 Guan aiming to return to Masters

Since becoming the youngest player in the history of the US Masters earlier this year, Guangzhou teenager Guan Tianlang has been working on his strength and fitness with an eye on earning another invitation to Augusta in April. David Paul Morris / Agence France-Presse

"I really hope I can play at the Masters next April and I will definitely try my best to go high up on the leaderboard," he said..

"As much as I would enjoy my second Masters experience, I hope I can make it to the weekend, win the low amateur again and, of course, go as far as I can. There is no limit on that."

Guan said he has ditched his belly putter - ahead of a ban on the clubs from 2016 - and has also been working on his strength and fitness to put distance on his shots.

He won the Asia-Pacific title by a single stroke in Thailand last November, holding his nerve to sink a crucial five-foot putt on the final hole.

Guan's prize - entry to the Masters - made him the youngest player in the history of the tournament, beating the record set by 16-year-old Italian Matteo Manassero in 2010.

Guan, who has no shortage of ambition, said he's aiming to become the first player to win golf's hallowed Grand Slam: all four majors in the same year.

Despite his slim build and lack of distance with the driver, he earned acclaim at Augusta by shooting rounds of 73, 75, 77 and 75 for 58th place.

And he attracted widespread sympathy when he was hit with a harsh penalty for slow play, although the youngster insists he harbors no ill-will towards the tournament referee.

"I respect and accept the decision," Guan said.

Guan aiming to return to Masters

"It was actually a good experience, which also made me pay attention to speed when I play. However, I have always been comfortable with my routine and speed, I think it is all OK."

The youngster, who turns 15 on Friday, said his game is much improved after his fitness work and experiences this year.

Guan, who also made the cut at the Zurich Classic in April, said he has learned from the likes of Tiger Woods at the Masters, and also from playing on the PGA Tour.

In a measure of his burgeoning profile, Guan will take on world No 1 Woods and two-time major winner Rory McIlroy in a skills challenge at Mission Hills on Hainan Island on Oct 28.

"I think my distance has improved a bit because of my fitness training during the summer break," he said.

"It is not just about the game, but more importantly the experience and what I have learned from the top golfers at the best professional events."

This week Guan, who said he was feeling "great" with a conventional putter, can emulate Japan's Hideki Matsuyama, who won the Asian amateur title in 2010 and 2011.

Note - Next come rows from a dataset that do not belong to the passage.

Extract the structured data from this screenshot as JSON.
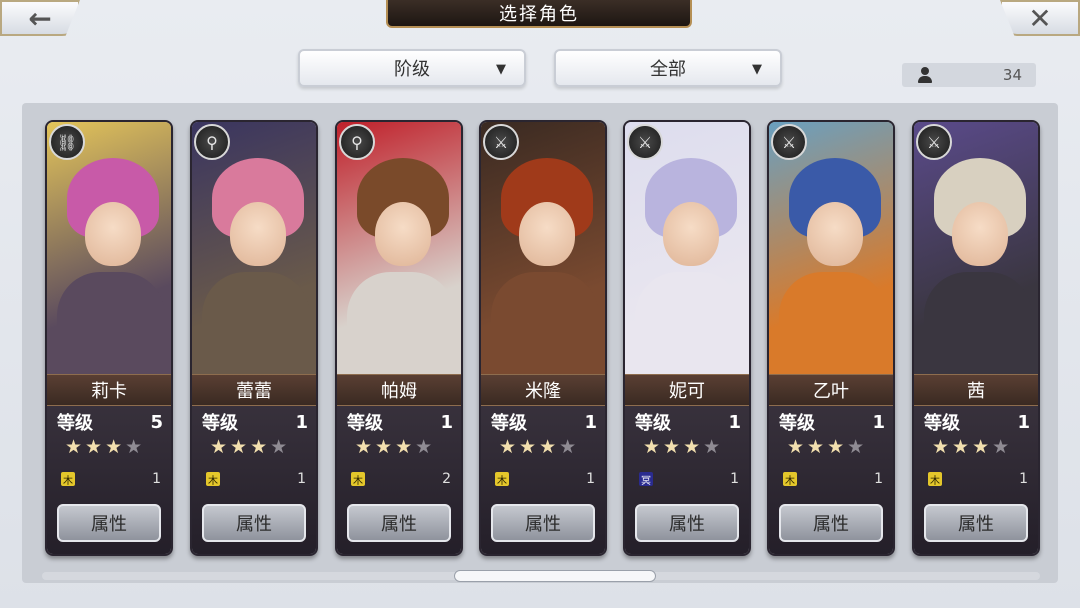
{
  "header": {
    "title": "选择角色",
    "back_icon": "←",
    "close_icon": "✕"
  },
  "filters": {
    "rank_label": "阶级",
    "category_label": "全部",
    "arrow": "▼"
  },
  "character_count": "34",
  "attr_button_label": "属性",
  "level_label": "等级",
  "cards": [
    {
      "name": "莉卡",
      "level": "5",
      "stars": 3,
      "element": "木",
      "element_count": "1",
      "class_icon": "⛓",
      "hair": "#c85aa8",
      "body": "#5a4a5e",
      "accent": "#e3c45a"
    },
    {
      "name": "蕾蕾",
      "level": "1",
      "stars": 3,
      "element": "木",
      "element_count": "1",
      "class_icon": "⚲",
      "hair": "#d97a9c",
      "body": "#6a5a4a",
      "accent": "#3a3560"
    },
    {
      "name": "帕姆",
      "level": "1",
      "stars": 3,
      "element": "木",
      "element_count": "2",
      "class_icon": "⚲",
      "hair": "#7a4a2a",
      "body": "#d8d2cc",
      "accent": "#c0202a"
    },
    {
      "name": "米隆",
      "level": "1",
      "stars": 3,
      "element": "木",
      "element_count": "1",
      "class_icon": "⚔",
      "hair": "#a03a1a",
      "body": "#7a4a30",
      "accent": "#3a2a22"
    },
    {
      "name": "妮可",
      "level": "1",
      "stars": 3,
      "element": "冥",
      "element_count": "1",
      "class_icon": "⚔",
      "hair": "#b9b4de",
      "body": "#e9e6ef",
      "accent": "#dde"
    },
    {
      "name": "乙叶",
      "level": "1",
      "stars": 3,
      "element": "木",
      "element_count": "1",
      "class_icon": "⚔",
      "hair": "#3a5aa8",
      "body": "#d97a2a",
      "accent": "#6aa0c0"
    },
    {
      "name": "茜",
      "level": "1",
      "stars": 3,
      "element": "木",
      "element_count": "1",
      "class_icon": "⚔",
      "hair": "#d8d0c0",
      "body": "#3a3640",
      "accent": "#5a4a8a"
    }
  ]
}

And if he does earn another ticket to Augusta for the April 10-13 Masters, he said his experience would stand him in good stead.

"The understanding of the course and the tournament would definitely be helpful," Guan said of Augusta's par-72 layout, which this year measured 7,435 yards.

"However, the course is set up differently each year and it will still be very challenging.

"I don't think I would do anything different, just hopefully go there and play a couple of practice rounds to get to know the course."

But any plans to turn professional are firmly on hold, with the level-headed youngster insisting "it is not the time yet".

"Schoolwork and golf are both very important to me. I will think about the whole turning pro thing when I feel I am ready," he said.

(China Daily 10/23/2013 page24)